Stallmästaregården was originally a farm owned by stable master Ebbe Håkansson, who quickly turned it into a hotel after Queen Kristina decided she would like to hold her midsummer celebration there in 1645. It is not hard to see why, with sublime views over Brunnsviken Bay and the royal residences of the city center so close by. Since then, it has been an inn, restaurant and pub in various guises before becoming the sensitively remodeled hotel and conference venue it is today.
Stallmästaregården has a long and complex history, and its public spaces in particular reflect this. The chandeliered banqueting room is named after Swedish artist Hilding Linnqvist, whose murals depicting rural Swedish life cover the walls. Elsewhere, the Söderman room is named after Swedish composer August Söderman, who wrote some of the music for his drama The Wedding at Ulfåsa following a dinner at Stallmästaregården. With a tiled stove that warms diners and businesspeople holding meetings, it’s a relaxing space for contemplation.
The most unusual public space at Stallmästaregården is Queen Kristina’s Pavilion, in the grounds overlooking Brunnsviken Bay, which has its own Art Nouveau ceiling decorations. Originally built in the 1640s, the pavilion was eventually brought to Stallmästaregården in 1740, and has stayed here ever since. In 2000, the new hotel building was added, merging seamlessly with the remainder of the centuries-old hotel.
The rooms and suites feature brightly colored walls, wooden floors and pretty, floral curtains that emulate the Swedish style of the 1700s. Interior designer Ricard Lundberg has added subtle hints of Oriental opulence that were common during this period, as seen in the Chinese Pavilion at Drottningholm and the Swedish East India Company. The Executive Etage rooms are duplexes with a living room on the lower floor and a bedroom on the upper floor. Both floors are flooded with natural light. The three Haga suites place added emphasis on 1700s style with elegant wooden furniture, floral soft furnishings and further Chinese influences.

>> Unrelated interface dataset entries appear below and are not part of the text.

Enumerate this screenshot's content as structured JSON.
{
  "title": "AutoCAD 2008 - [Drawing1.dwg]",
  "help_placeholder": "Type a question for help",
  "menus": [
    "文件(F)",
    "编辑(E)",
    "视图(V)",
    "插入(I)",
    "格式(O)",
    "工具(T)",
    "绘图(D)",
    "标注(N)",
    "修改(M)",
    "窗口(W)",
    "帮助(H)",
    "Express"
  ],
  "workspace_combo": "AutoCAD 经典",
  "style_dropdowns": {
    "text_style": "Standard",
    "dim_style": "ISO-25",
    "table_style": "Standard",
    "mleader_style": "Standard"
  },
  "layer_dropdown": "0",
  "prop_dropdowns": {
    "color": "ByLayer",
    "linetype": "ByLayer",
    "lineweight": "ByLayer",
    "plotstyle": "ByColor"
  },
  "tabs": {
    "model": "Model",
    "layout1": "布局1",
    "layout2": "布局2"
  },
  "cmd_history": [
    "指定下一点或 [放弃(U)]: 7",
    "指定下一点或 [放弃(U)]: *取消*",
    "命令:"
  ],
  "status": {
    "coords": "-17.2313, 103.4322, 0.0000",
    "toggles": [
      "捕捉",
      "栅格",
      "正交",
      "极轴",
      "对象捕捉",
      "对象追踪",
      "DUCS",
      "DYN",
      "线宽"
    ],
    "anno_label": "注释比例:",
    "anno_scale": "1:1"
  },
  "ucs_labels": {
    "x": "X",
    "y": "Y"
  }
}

Stallmästaregården has for centuries been one of Stockholm’s most prestigious spots for eating, drinking and meeting. But it’s hard to imagine that any of its previous owners melded the historic and modern as successfully as its current owner.